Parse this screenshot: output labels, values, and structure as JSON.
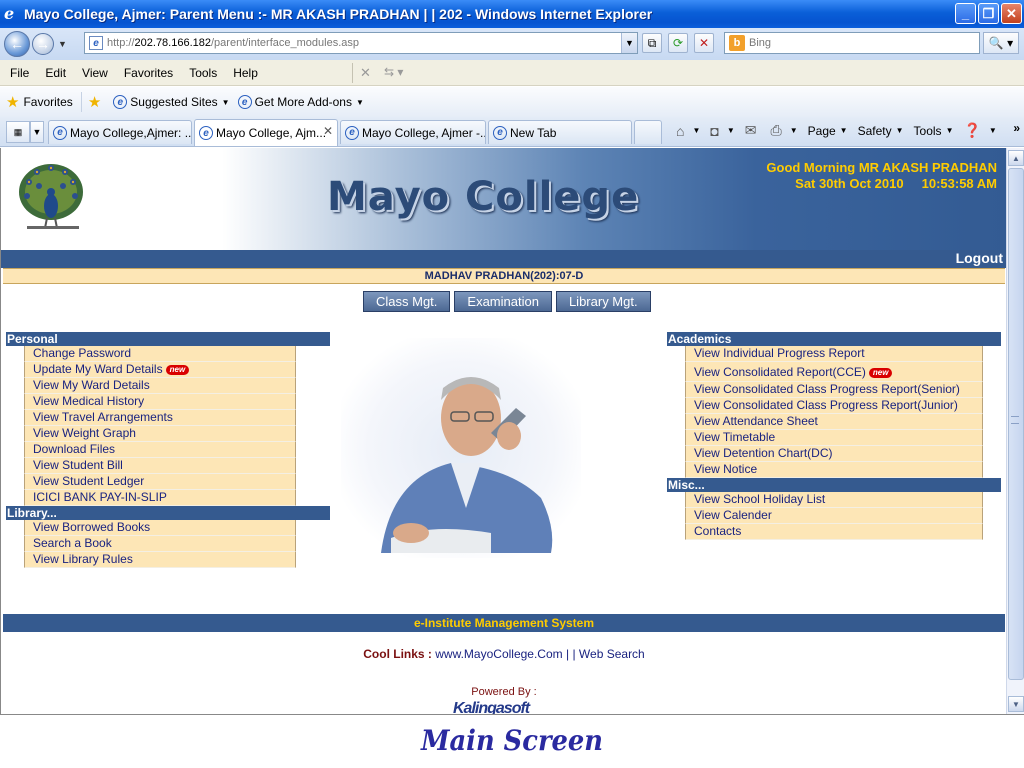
{
  "window": {
    "title": "Mayo College, Ajmer: Parent Menu :- MR AKASH PRADHAN | | 202 - Windows Internet Explorer"
  },
  "address": {
    "url_prefix": "http://",
    "url_host": "202.78.166.182",
    "url_path": "/parent/interface_modules.asp",
    "search_placeholder": "Bing"
  },
  "menubar": [
    "File",
    "Edit",
    "View",
    "Favorites",
    "Tools",
    "Help"
  ],
  "favorites": {
    "label": "Favorites",
    "suggested": "Suggested Sites",
    "addons": "Get More Add-ons"
  },
  "tabs": [
    {
      "label": "Mayo College,Ajmer: ..."
    },
    {
      "label": "Mayo College, Ajm..."
    },
    {
      "label": "Mayo College, Ajmer -..."
    },
    {
      "label": "New Tab"
    }
  ],
  "commandbar": {
    "page": "Page",
    "safety": "Safety",
    "tools": "Tools"
  },
  "page": {
    "college_name": "Mayo College",
    "greeting": "Good Morning MR AKASH PRADHAN",
    "date": "Sat 30th Oct 2010",
    "time": "10:53:58 AM",
    "logout": "Logout",
    "student": "MADHAV PRADHAN(202):07-D",
    "buttons": [
      "Class Mgt.",
      "Examination",
      "Library Mgt."
    ],
    "new_badge": "new",
    "personal": {
      "heading": "Personal",
      "items": [
        "Change Password",
        "Update My Ward Details",
        "View My Ward Details",
        "View Medical History",
        "View Travel Arrangements",
        "View Weight Graph",
        "Download Files",
        "View Student Bill",
        "View Student Ledger",
        "ICICI BANK PAY-IN-SLIP"
      ]
    },
    "library": {
      "heading": "Library...",
      "items": [
        "View Borrowed Books",
        "Search a Book",
        "View Library Rules"
      ]
    },
    "academics": {
      "heading": "Academics",
      "items": [
        "View Individual Progress Report",
        "View Consolidated Report(CCE)",
        "View Consolidated Class Progress Report(Senior)",
        "View Consolidated Class Progress Report(Junior)",
        "View Attendance Sheet",
        "View Timetable",
        "View Detention Chart(DC)",
        "View Notice"
      ]
    },
    "misc": {
      "heading": "Misc...",
      "items": [
        "View School Holiday List",
        "View Calender",
        "Contacts"
      ]
    },
    "footer_title": "e-Institute Management System",
    "cool_links_label": "Cool Links :",
    "cool_link_1": "www.MayoCollege.Com",
    "cool_sep": "| |",
    "cool_link_2": "Web Search",
    "powered_by": "Powered By :",
    "powered_logo": "Kalingasoft"
  },
  "caption": "Main Screen"
}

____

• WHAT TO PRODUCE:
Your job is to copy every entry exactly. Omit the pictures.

• PROBLEM SOLUTION:
Parse this screenshot: output labels, values, and structure as JSON.
{
  "window": {
    "title": "Mayo College, Ajmer: Parent Menu :- MR AKASH PRADHAN | | 202 - Windows Internet Explorer"
  },
  "address": {
    "url_prefix": "http://",
    "url_host": "202.78.166.182",
    "url_path": "/parent/interface_modules.asp",
    "search_placeholder": "Bing"
  },
  "menubar": [
    "File",
    "Edit",
    "View",
    "Favorites",
    "Tools",
    "Help"
  ],
  "favorites": {
    "label": "Favorites",
    "suggested": "Suggested Sites",
    "addons": "Get More Add-ons"
  },
  "tabs": [
    {
      "label": "Mayo College,Ajmer: ..."
    },
    {
      "label": "Mayo College, Ajm..."
    },
    {
      "label": "Mayo College, Ajmer -..."
    },
    {
      "label": "New Tab"
    }
  ],
  "commandbar": {
    "page": "Page",
    "safety": "Safety",
    "tools": "Tools"
  },
  "page": {
    "college_name": "Mayo College",
    "greeting": "Good Morning MR AKASH PRADHAN",
    "date": "Sat 30th Oct 2010",
    "time": "10:53:58 AM",
    "logout": "Logout",
    "student": "MADHAV PRADHAN(202):07-D",
    "buttons": [
      "Class Mgt.",
      "Examination",
      "Library Mgt."
    ],
    "new_badge": "new",
    "personal": {
      "heading": "Personal",
      "items": [
        "Change Password",
        "Update My Ward Details",
        "View My Ward Details",
        "View Medical History",
        "View Travel Arrangements",
        "View Weight Graph",
        "Download Files",
        "View Student Bill",
        "View Student Ledger",
        "ICICI BANK PAY-IN-SLIP"
      ]
    },
    "library": {
      "heading": "Library...",
      "items": [
        "View Borrowed Books",
        "Search a Book",
        "View Library Rules"
      ]
    },
    "academics": {
      "heading": "Academics",
      "items": [
        "View Individual Progress Report",
        "View Consolidated Report(CCE)",
        "View Consolidated Class Progress Report(Senior)",
        "View Consolidated Class Progress Report(Junior)",
        "View Attendance Sheet",
        "View Timetable",
        "View Detention Chart(DC)",
        "View Notice"
      ]
    },
    "misc": {
      "heading": "Misc...",
      "items": [
        "View School Holiday List",
        "View Calender",
        "Contacts"
      ]
    },
    "footer_title": "e-Institute Management System",
    "cool_links_label": "Cool Links :",
    "cool_link_1": "www.MayoCollege.Com",
    "cool_sep": "| |",
    "cool_link_2": "Web Search",
    "powered_by": "Powered By :",
    "powered_logo": "Kalingasoft"
  },
  "caption": "Main Screen"
}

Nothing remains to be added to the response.